### About this task
When a line below contains the word "count", copy that line.

Web page and app entries
--------------------------------------------------
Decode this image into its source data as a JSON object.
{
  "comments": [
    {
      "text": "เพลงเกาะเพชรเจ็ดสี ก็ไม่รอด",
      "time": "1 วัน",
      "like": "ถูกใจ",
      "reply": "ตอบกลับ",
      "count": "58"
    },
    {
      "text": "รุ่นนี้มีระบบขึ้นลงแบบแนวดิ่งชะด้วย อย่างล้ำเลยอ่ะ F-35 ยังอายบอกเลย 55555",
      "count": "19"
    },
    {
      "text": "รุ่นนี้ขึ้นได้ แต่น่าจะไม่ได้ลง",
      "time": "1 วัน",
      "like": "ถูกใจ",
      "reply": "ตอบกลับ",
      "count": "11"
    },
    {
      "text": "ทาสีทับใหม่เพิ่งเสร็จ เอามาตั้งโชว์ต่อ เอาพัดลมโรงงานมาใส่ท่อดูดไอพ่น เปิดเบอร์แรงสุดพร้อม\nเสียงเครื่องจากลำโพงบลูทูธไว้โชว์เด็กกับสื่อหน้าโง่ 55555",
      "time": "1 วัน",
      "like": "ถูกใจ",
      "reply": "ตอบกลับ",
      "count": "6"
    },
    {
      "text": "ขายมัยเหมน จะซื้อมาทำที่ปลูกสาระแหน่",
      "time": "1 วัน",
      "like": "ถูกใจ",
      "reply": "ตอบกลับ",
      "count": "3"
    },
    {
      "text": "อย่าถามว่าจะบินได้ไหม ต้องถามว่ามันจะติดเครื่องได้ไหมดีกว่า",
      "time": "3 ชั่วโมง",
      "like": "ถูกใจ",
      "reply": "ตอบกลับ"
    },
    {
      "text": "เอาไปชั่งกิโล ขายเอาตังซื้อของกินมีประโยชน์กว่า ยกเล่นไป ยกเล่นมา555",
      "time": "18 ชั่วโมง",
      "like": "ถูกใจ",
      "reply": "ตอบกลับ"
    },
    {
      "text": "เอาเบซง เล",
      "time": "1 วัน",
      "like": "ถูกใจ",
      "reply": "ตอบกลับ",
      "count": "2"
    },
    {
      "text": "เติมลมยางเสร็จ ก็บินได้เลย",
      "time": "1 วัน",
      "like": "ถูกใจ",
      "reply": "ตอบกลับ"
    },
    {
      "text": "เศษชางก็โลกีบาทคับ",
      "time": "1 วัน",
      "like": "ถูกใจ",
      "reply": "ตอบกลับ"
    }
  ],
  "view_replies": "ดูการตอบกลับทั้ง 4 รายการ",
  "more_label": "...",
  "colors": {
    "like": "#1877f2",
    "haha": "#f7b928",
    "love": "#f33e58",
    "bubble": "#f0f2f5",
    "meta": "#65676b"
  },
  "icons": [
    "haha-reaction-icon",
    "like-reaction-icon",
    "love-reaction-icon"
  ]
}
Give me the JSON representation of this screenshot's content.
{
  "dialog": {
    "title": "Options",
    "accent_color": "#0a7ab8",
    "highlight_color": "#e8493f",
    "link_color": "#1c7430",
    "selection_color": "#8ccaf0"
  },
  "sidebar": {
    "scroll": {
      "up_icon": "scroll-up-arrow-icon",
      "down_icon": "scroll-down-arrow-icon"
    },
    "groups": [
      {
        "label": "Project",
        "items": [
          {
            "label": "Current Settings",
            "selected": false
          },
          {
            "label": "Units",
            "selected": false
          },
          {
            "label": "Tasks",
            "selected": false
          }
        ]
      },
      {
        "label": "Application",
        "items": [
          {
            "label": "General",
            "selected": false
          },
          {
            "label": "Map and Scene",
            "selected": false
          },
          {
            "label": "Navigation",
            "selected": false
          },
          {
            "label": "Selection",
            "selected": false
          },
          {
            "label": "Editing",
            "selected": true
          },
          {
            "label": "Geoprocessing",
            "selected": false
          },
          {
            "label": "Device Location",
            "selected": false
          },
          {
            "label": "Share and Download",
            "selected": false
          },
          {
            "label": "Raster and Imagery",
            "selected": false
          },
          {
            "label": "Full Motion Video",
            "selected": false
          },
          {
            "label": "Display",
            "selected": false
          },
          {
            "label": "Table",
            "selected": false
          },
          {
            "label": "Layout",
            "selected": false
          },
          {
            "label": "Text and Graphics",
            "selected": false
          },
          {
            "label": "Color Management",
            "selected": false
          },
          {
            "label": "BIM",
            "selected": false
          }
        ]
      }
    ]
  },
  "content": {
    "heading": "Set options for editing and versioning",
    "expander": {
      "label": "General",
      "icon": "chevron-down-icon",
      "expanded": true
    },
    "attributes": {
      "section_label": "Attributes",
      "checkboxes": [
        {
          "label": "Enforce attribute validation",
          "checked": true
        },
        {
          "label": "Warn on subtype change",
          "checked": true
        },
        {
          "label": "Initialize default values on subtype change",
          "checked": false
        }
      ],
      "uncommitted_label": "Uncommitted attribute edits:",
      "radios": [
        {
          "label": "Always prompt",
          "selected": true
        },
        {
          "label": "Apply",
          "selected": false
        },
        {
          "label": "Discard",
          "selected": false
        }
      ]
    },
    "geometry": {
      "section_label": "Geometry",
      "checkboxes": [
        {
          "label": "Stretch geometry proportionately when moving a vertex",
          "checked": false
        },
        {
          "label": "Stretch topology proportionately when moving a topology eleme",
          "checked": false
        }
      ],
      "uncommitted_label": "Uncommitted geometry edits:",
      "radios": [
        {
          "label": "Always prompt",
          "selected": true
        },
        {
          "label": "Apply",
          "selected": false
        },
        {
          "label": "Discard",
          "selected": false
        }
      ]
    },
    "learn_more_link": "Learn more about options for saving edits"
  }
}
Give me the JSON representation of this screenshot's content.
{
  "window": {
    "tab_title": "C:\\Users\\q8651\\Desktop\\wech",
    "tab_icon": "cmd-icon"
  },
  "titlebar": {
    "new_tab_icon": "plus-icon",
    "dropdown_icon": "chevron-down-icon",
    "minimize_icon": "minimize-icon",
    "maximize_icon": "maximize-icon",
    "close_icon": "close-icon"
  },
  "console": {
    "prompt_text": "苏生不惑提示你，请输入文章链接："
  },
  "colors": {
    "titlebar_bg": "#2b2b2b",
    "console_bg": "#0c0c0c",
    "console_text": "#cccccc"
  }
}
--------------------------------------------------
### Task result
      "count": "58"
      "count": "19"
      "count": "11"
      "count": "6"
      "count": "3"
      "count": "2"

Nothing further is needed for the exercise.